*Directions*: Using the data below, return all lines in which "icon" appears.

************

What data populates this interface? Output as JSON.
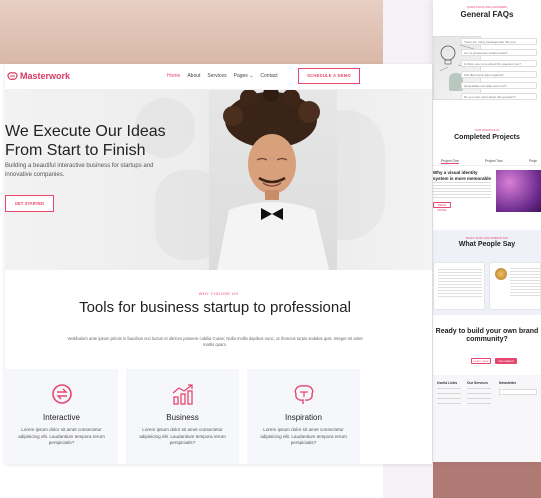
{
  "brand": {
    "name": "Masterwork",
    "accent": "#e6476f"
  },
  "nav": {
    "links": [
      "Home",
      "About",
      "Services",
      "Pages",
      "Contact"
    ],
    "pages_chevron": "⌄",
    "cta": "SCHEDULE A DEMO"
  },
  "hero": {
    "title": "We Execute Our Ideas From Start to Finish",
    "subtitle": "Building a beautiful interactive business for startups and innovative companies.",
    "button": "GET STARTED"
  },
  "why": {
    "eyebrow": "WHY CHOOSE US",
    "title": "Tools for business startup to professional",
    "text": "Vestibulum ante ipsum primis in faucibus orci luctus et ultrices posuere cubilia Curae; Nulla mollis dapibus nunc, ut rhoncus turpis sodales quis. Integer sit amet mattis quam."
  },
  "features": [
    {
      "icon": "arrows-swap-icon",
      "title": "Interactive",
      "text": "Lorem ipsum dolor sit amet consectetur adipisicing elit. Laudantium tempora rerum perspiciatis?"
    },
    {
      "icon": "growth-chart-icon",
      "title": "Business",
      "text": "Lorem ipsum dolor sit amet consectetur adipisicing elit. Laudantium tempora rerum perspiciatis?"
    },
    {
      "icon": "brain-idea-icon",
      "title": "Inspiration",
      "text": "Lorem ipsum dolor sit amet consectetur adipisicing elit. Laudantium tempora rerum perspiciatis?"
    }
  ],
  "preview": {
    "faq_eyebrow": "QUESTIONS AND ANSWERS",
    "faq_title": "General FAQs",
    "faq_items": [
      "There are many passages like this one",
      "Isn't a prosperous small remote?",
      "Is there one more about this question you?",
      "Pell discrimina dolor sapiens?",
      "Quispellitas orci alias sed nunc?",
      "Do you care more about this question?"
    ],
    "projects_eyebrow": "OUR PORTFOLIO",
    "projects_title": "Completed Projects",
    "project_tabs": [
      "Project One",
      "Project Two",
      "Proje"
    ],
    "project_heading": "Why a visual identity system is more memorable",
    "project_button": "READ MORE",
    "testimonials_eyebrow": "WHAT OUR CUSTOMERS SAY",
    "testimonials_title": "What People Say",
    "cta_title": "Ready to build your own brand community?",
    "cta_btn_1": "Learn more",
    "cta_btn_2": "Get started",
    "footer_cols": [
      "Useful Links",
      "Our Services",
      "Newsletter"
    ]
  }
}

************

*Finished exercise*:
      "icon": "arrows-swap-icon",
      "icon": "growth-chart-icon",
      "icon": "brain-idea-icon",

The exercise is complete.